Furthermore, the plan anticipates negative impacts to school and local government property tax bases. It anticipates industries being shuttered and job losses. To help the state afford it, proposals have been introduced that would raise gasoline costs by an additional 55-cents-per-gallon and drive up home heating fuel costs by another 26%.
On top of today’s already inflated prices, Governor Hochul’s ambition to impose clean energy mandates on all New Yorkers remains pie-in-the-sky high. Her unwillingness to explain how much it will cost or how the state intends to pay for it is shocking. Consumers have no idea what’s coming at them. The Climate Action Council’s plan has never been accompanied by any cost-benefit analysis of the impact of these actions on energy affordability, reliability, or sustainability.

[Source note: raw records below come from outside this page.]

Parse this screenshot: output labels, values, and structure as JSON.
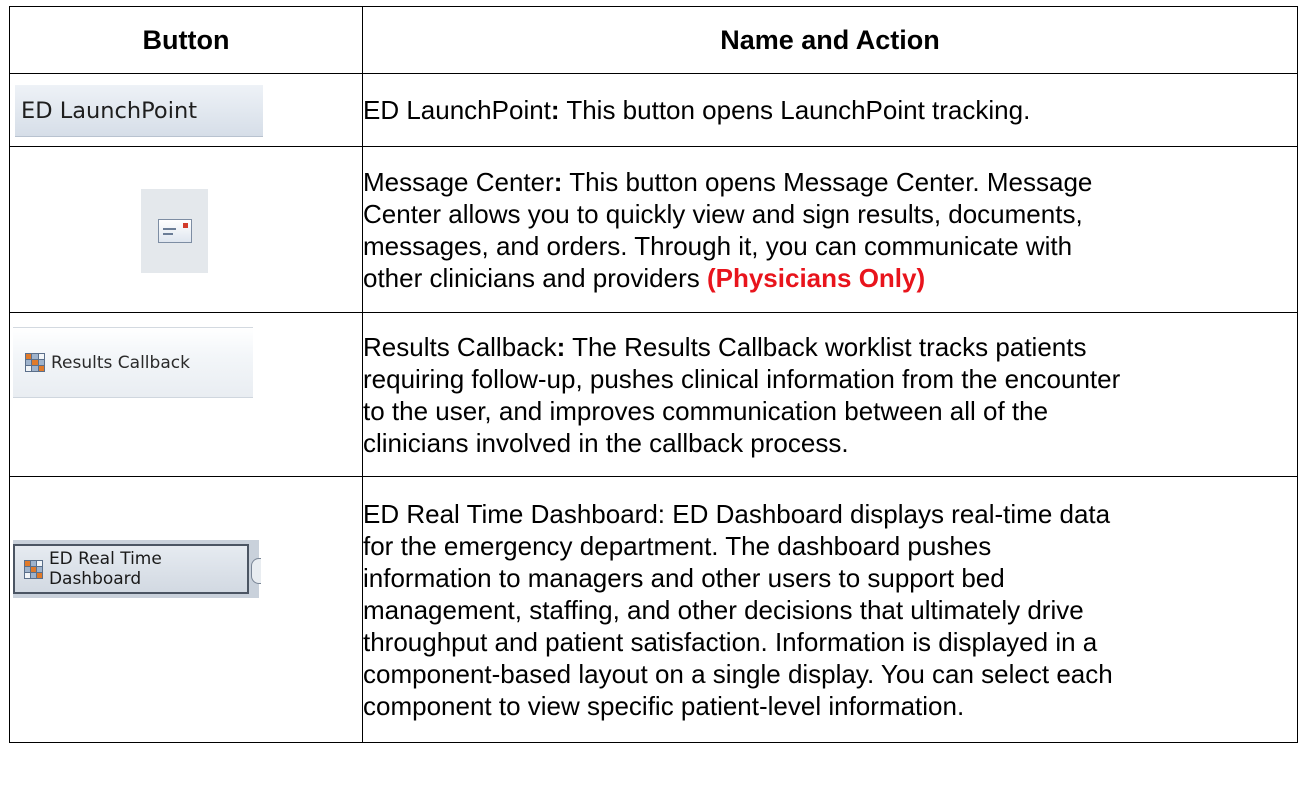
{
  "headers": {
    "button": "Button",
    "name_action": "Name and Action"
  },
  "rows": [
    {
      "button_image_label": "ED LaunchPoint",
      "name": "ED LaunchPoint",
      "sep": ":",
      "lines": [
        "ED LaunchPoint: This button opens LaunchPoint tracking."
      ]
    },
    {
      "button_image_label": "",
      "icon": "envelope-icon",
      "name": "Message Center",
      "lines": [
        "Message Center: This button opens Message Center. Message",
        "Center allows you to quickly view and sign results, documents,",
        "messages, and orders. Through it, you can communicate with",
        "other clinicians and providers"
      ],
      "note": "(Physicians Only)"
    },
    {
      "button_image_label": "Results Callback",
      "icon": "grid-icon",
      "name": "Results Callback",
      "lines": [
        "Results Callback: The Results Callback worklist tracks patients",
        "requiring follow-up, pushes clinical information from the encounter",
        "to the user, and improves communication between all of the",
        "clinicians involved in the callback process."
      ]
    },
    {
      "button_image_label": "ED Real Time Dashboard",
      "icon": "grid-icon",
      "name": "ED Real Time Dashboard",
      "lines": [
        "ED Real Time Dashboard: ED Dashboard displays real-time data",
        "for the emergency department. The dashboard pushes",
        "information to managers and other users to support bed",
        "management, staffing, and other decisions that ultimately drive",
        "throughput and patient satisfaction. Information is displayed in a",
        "component-based layout on a single display. You can select each",
        "component to view specific patient-level information."
      ]
    }
  ],
  "colors": {
    "note": "#e8141c",
    "border": "#000000"
  }
}
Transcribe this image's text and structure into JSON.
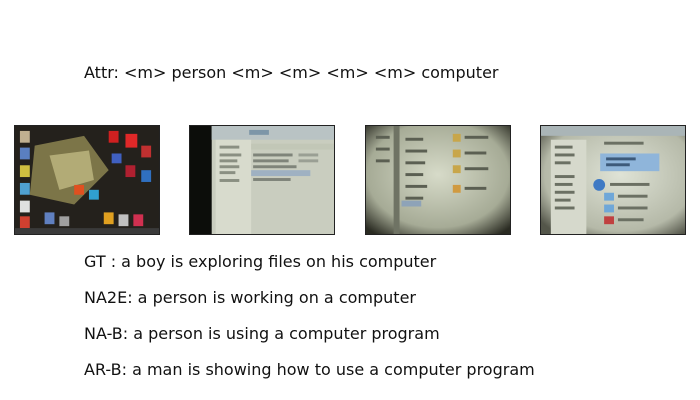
{
  "attr_line": "Attr: <m> person <m> <m> <m> <m> computer",
  "frames": [
    {
      "name": "video-frame-desktop"
    },
    {
      "name": "video-frame-file-explorer-1"
    },
    {
      "name": "video-frame-file-explorer-2"
    },
    {
      "name": "video-frame-file-explorer-3"
    }
  ],
  "captions": {
    "gt": "GT  : a boy is exploring files on his computer",
    "na2e": "NA2E: a person is working on a computer",
    "nab": "NA-B: a person is using a computer program",
    "arb": "AR-B: a man is showing how to use a computer program"
  }
}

I have joined legislative colleagues and others over the past three years to sound the alarm on the CLCPA, particularly over how these irrational and unsustainable mandates will come at great costs and consequences. Far too many New Yorkers remain in the dark about it, largely because Governor Hochul and her clean energy czars either don’t truly know themselves or really don’t want to say.
Our Senate Republican conference has steadfastly highlighted the plan’s extreme efforts to eliminate reliable, affordable sources of energy that are vital for the citizens and communities we represent. We have also fully encouraged New York’s past efforts to increase cleaner and renewable power, efforts that have been astoundingly successful. New York State is already a national and worldwide leader accounting for just 0.4% of global carbon emissions. Nevertheless, New York’s CLCPA will have no impact on the actions of neighboring states or, even more critically, on China, India, or Russia, which account for 40% of global emissions. In other words: Even if New York State does reach zero emissions, there will be zero impact on our own climate or the global climate at large — yet all New Yorkers will pay a heavy, heavy price.
The Independent Power Producers of New York State (IPPNYS), the state Business Council and others have been calling on Governor Hochul to address the strategy’s shortcomings before it’s too late. The group recently wrote, “The current draft (CLCPA plan) is complicated, could greatly impact affordability for ratepayers, has no comprehensive analysis of implementation costs for ratepayers, and could have a detrimental effect on the economy and ALL New Yorkers.”
While I believe New York State should continue to be a leader on reducing emissions, it remains important to keep sounding the alarm that the state’s strategy as it stands is not realistic or achievable, and unreasonably risks energy grid reliability and affordability.
It remains important for more citizens, communities, businesses, families, and workers to fully understand where New York’s energy future is headed and to demand a desperately needed rethinking and slowing down of this process.